TO DO.
Among the records, which lines include "text"? List them.

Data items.
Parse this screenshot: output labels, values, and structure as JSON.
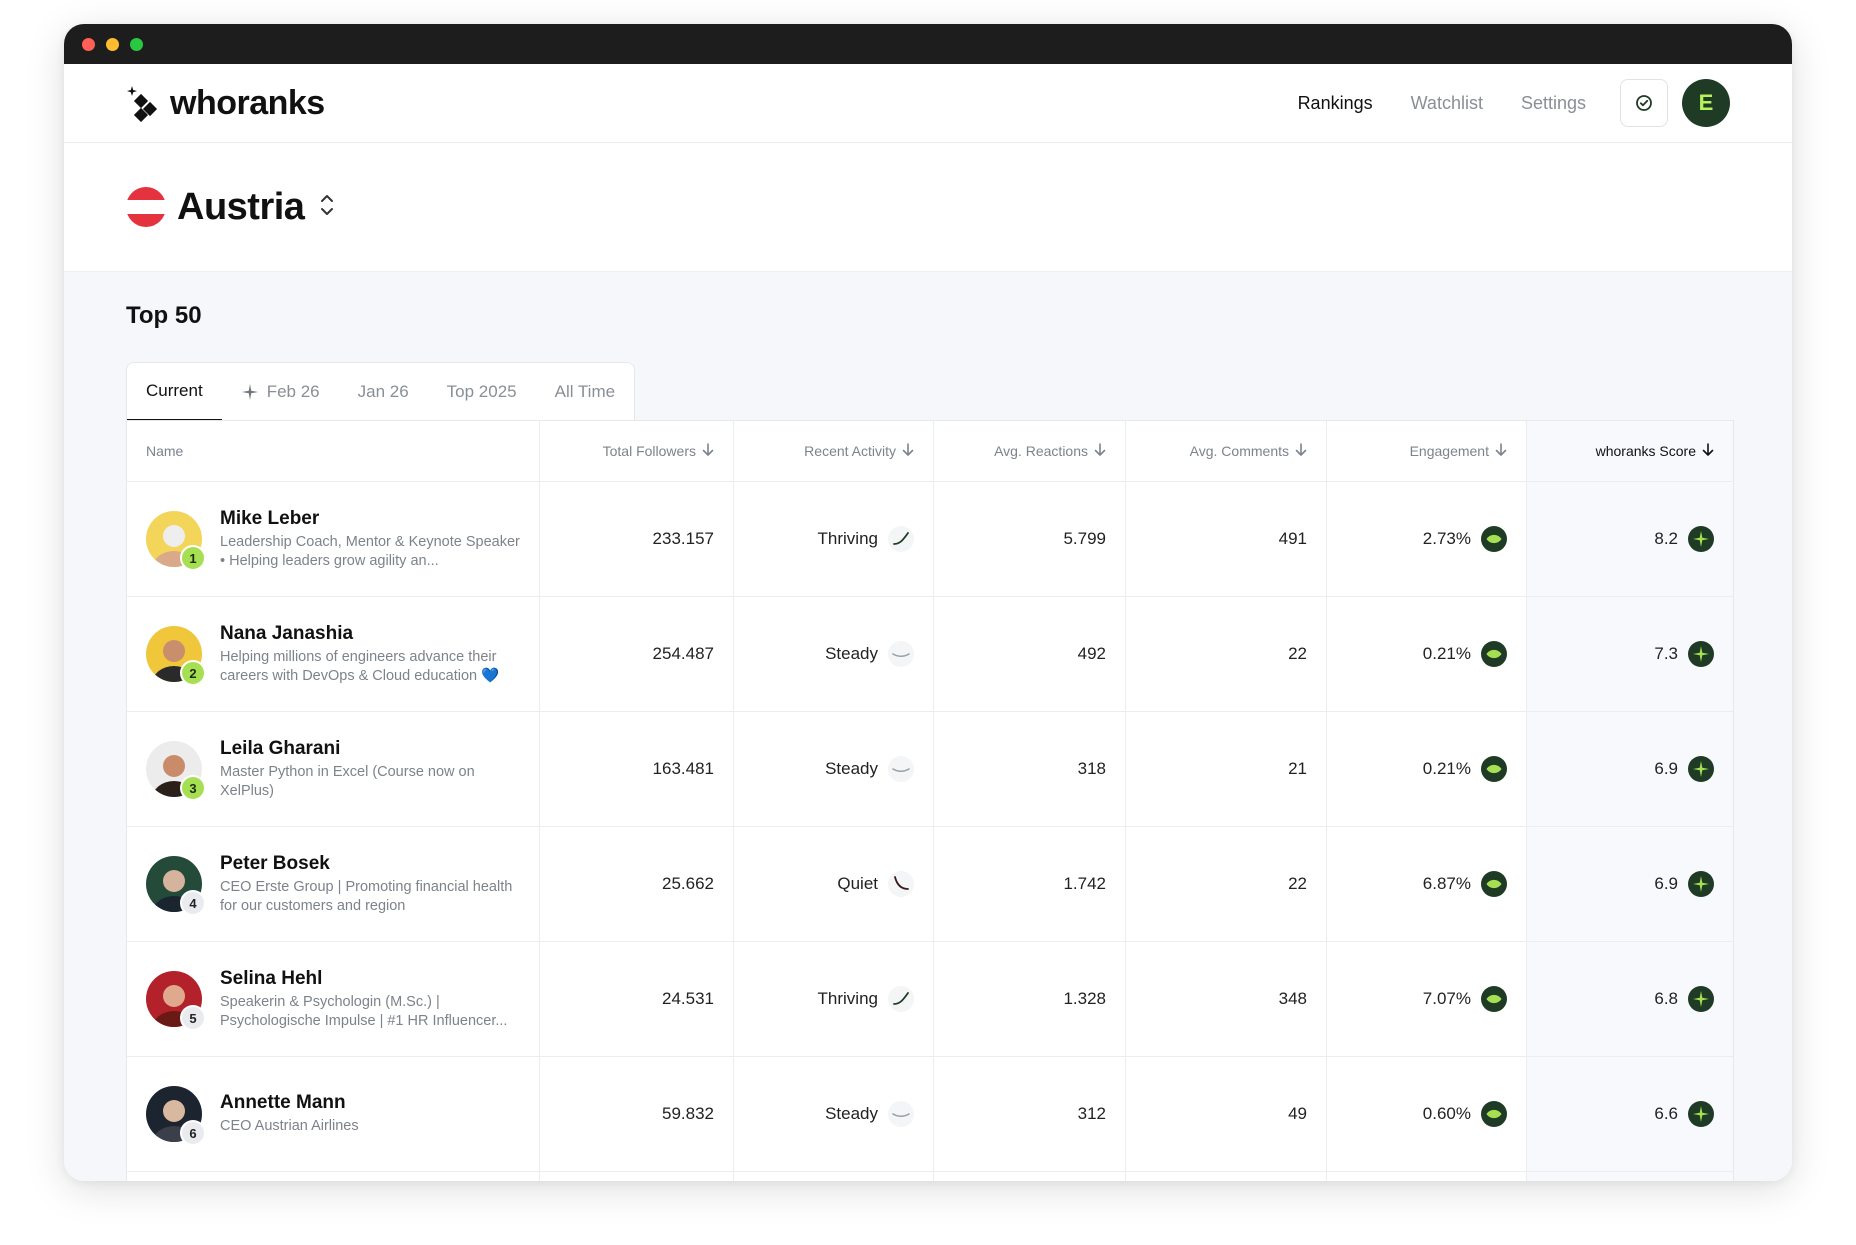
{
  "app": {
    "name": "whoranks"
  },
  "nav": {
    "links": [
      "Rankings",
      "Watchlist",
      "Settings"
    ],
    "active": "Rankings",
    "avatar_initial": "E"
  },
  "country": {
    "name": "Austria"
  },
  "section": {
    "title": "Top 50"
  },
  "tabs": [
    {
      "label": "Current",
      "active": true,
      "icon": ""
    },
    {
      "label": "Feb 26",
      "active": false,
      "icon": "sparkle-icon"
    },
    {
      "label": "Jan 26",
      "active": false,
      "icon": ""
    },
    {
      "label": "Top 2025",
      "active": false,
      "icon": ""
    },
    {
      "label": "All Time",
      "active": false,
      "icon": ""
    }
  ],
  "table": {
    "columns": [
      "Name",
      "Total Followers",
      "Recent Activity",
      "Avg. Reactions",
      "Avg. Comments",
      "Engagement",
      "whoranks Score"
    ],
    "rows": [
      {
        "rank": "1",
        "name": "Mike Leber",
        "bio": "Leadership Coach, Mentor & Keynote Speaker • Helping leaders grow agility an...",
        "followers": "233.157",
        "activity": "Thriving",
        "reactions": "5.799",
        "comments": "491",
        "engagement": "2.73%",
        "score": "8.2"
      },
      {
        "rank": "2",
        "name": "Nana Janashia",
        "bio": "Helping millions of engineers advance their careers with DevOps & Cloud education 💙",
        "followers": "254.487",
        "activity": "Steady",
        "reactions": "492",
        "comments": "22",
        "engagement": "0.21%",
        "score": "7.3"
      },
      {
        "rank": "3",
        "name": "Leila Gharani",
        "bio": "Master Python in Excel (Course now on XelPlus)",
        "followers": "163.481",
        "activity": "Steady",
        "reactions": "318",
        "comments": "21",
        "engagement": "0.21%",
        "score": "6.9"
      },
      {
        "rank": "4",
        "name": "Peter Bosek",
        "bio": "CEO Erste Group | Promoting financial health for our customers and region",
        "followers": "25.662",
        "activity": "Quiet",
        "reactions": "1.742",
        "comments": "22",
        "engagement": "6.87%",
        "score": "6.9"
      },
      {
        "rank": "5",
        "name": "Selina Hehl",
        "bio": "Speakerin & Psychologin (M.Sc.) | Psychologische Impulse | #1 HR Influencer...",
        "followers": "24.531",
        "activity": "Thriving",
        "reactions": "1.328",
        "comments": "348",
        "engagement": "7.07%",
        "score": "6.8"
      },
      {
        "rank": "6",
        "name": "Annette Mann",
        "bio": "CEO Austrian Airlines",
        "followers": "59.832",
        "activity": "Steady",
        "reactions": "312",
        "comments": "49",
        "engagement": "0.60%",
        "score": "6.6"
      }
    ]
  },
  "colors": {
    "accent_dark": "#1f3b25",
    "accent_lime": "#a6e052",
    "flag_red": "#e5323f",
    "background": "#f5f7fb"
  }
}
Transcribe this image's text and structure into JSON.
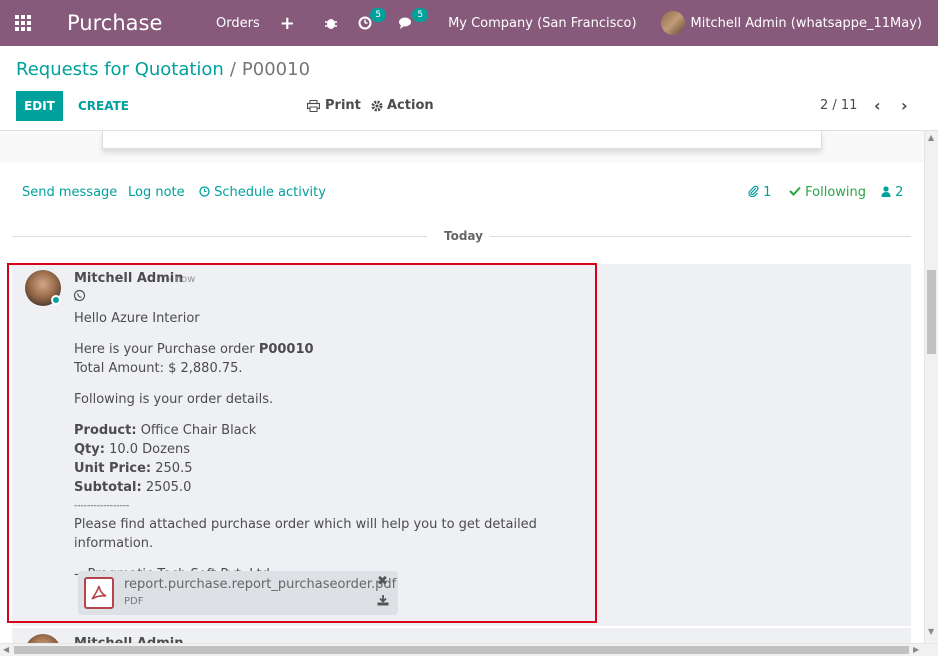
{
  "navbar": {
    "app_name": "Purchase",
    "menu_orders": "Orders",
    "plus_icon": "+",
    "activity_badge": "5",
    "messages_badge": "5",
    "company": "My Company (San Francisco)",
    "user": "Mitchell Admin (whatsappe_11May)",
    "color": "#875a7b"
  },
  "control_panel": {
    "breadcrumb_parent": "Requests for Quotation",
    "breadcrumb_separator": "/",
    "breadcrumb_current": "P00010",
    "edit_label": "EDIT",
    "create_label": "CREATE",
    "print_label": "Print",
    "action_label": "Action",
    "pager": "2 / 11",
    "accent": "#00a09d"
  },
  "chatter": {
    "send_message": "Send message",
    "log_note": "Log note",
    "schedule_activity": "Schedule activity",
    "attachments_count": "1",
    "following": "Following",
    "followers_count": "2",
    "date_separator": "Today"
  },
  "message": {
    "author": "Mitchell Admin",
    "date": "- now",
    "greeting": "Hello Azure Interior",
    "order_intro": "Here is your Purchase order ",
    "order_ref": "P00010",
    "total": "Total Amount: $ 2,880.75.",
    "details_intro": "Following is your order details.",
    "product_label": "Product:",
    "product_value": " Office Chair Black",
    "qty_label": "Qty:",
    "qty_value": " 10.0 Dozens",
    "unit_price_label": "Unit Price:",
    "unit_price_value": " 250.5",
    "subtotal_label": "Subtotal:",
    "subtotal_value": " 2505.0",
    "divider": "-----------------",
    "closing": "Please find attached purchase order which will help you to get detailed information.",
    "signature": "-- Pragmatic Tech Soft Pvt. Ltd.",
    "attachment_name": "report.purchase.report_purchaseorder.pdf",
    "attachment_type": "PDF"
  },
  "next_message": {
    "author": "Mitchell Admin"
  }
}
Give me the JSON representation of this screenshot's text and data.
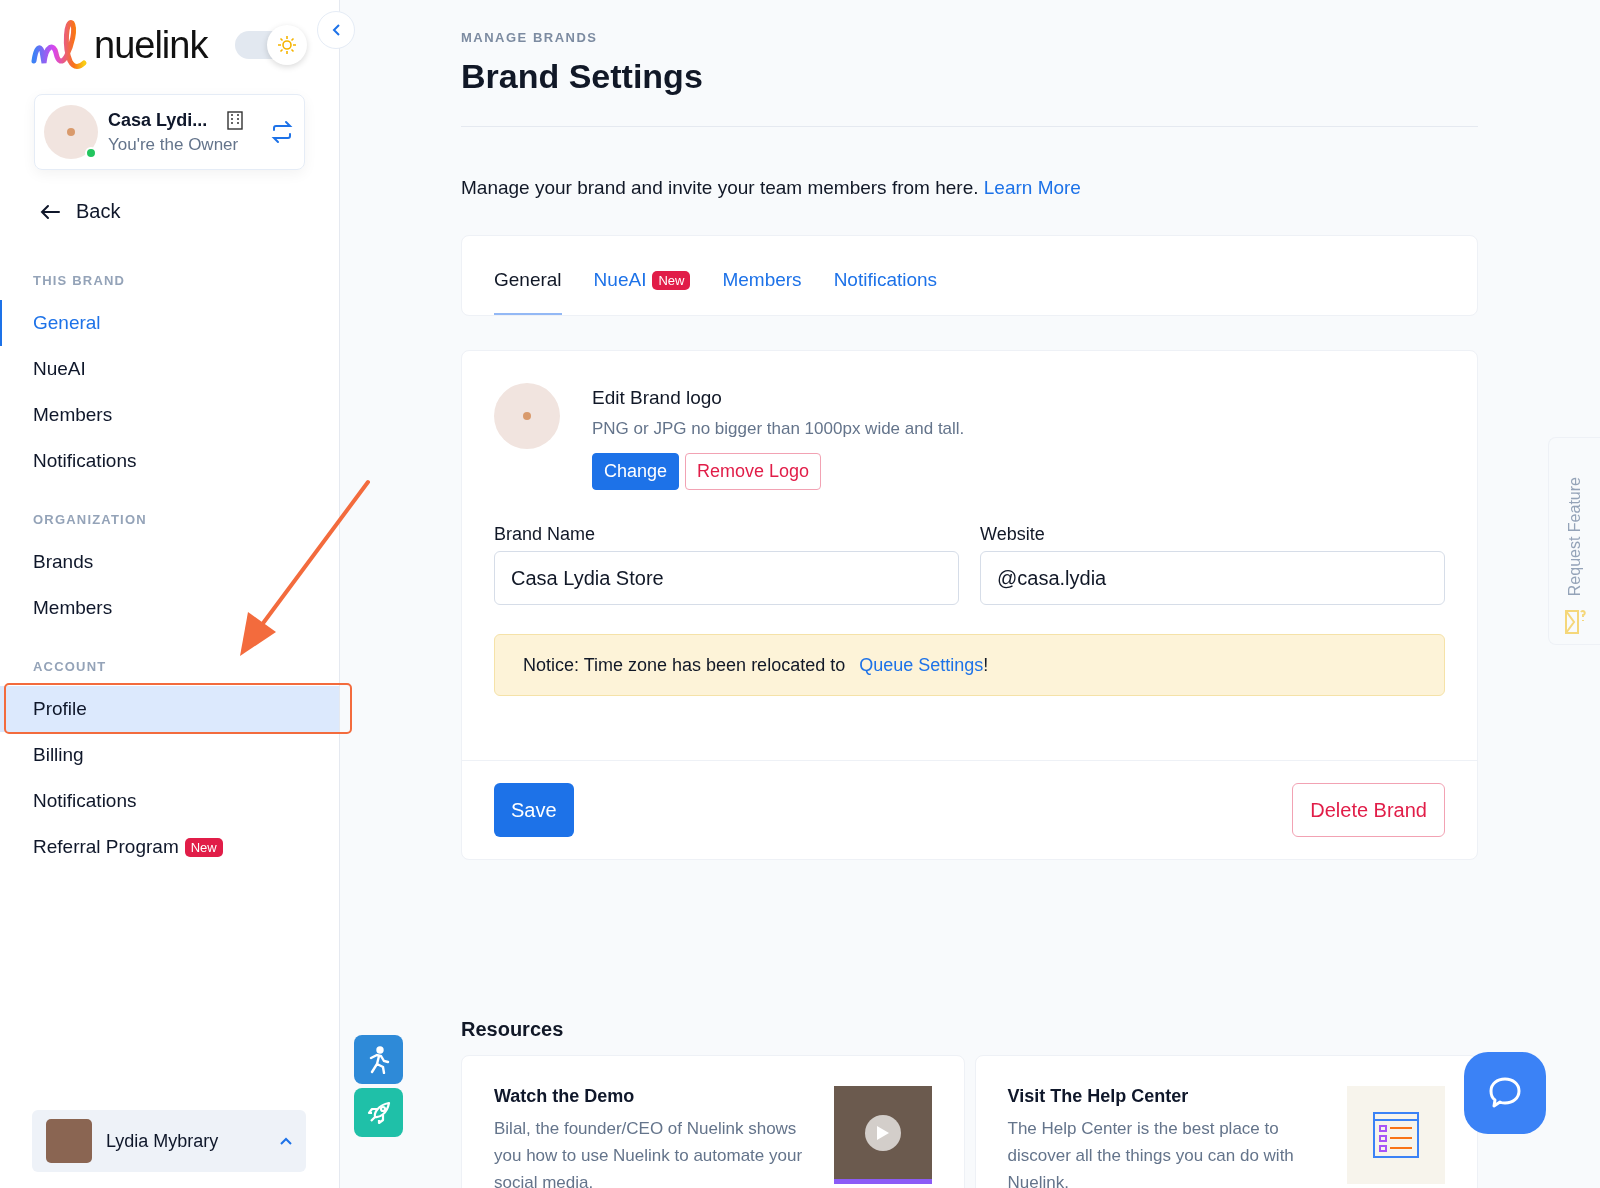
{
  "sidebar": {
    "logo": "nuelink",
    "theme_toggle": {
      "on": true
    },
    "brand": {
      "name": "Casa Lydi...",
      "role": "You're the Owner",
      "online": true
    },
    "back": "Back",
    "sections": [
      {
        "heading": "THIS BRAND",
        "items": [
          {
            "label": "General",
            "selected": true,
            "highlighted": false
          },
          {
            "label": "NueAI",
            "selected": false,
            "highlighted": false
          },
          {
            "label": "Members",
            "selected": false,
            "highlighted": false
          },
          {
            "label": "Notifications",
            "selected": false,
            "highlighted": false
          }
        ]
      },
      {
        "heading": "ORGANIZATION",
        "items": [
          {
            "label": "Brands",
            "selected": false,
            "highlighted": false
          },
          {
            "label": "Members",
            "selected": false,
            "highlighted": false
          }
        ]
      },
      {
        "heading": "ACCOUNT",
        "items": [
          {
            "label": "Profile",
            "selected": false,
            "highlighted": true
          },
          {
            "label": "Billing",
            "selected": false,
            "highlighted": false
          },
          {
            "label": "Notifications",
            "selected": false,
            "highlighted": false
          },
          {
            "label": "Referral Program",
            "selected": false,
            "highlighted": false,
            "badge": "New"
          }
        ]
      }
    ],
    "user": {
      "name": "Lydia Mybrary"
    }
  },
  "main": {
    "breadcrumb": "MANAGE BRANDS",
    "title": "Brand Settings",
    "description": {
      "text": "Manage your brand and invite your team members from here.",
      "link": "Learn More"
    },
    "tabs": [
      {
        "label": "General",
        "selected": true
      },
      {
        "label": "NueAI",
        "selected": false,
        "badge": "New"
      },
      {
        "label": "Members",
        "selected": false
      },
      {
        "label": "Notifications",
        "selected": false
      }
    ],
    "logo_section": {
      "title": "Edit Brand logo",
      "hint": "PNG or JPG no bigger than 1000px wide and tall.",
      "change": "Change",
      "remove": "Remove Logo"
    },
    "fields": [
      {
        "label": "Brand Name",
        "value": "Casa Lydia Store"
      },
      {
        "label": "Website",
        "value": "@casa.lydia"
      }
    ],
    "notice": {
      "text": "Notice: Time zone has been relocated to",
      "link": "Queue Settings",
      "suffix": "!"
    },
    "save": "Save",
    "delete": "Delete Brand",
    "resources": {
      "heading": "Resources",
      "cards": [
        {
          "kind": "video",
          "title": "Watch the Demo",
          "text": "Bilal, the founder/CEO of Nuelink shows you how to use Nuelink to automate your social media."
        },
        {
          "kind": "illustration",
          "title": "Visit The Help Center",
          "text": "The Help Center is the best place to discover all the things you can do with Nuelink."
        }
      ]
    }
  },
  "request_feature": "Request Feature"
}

RESPONSE TO THIS TASK.
Transcribe this image's text and structure into JSON.
Give me the JSON representation of this screenshot's text and data.
      "text": "Manage your brand and invite your team members from here.",
      "text": "Notice: Time zone has been relocated to",
          "text": "Bilal, the founder/CEO of Nuelink shows you how to use Nuelink to automate your social media."
          "text": "The Help Center is the best place to discover all the things you can do with Nuelink."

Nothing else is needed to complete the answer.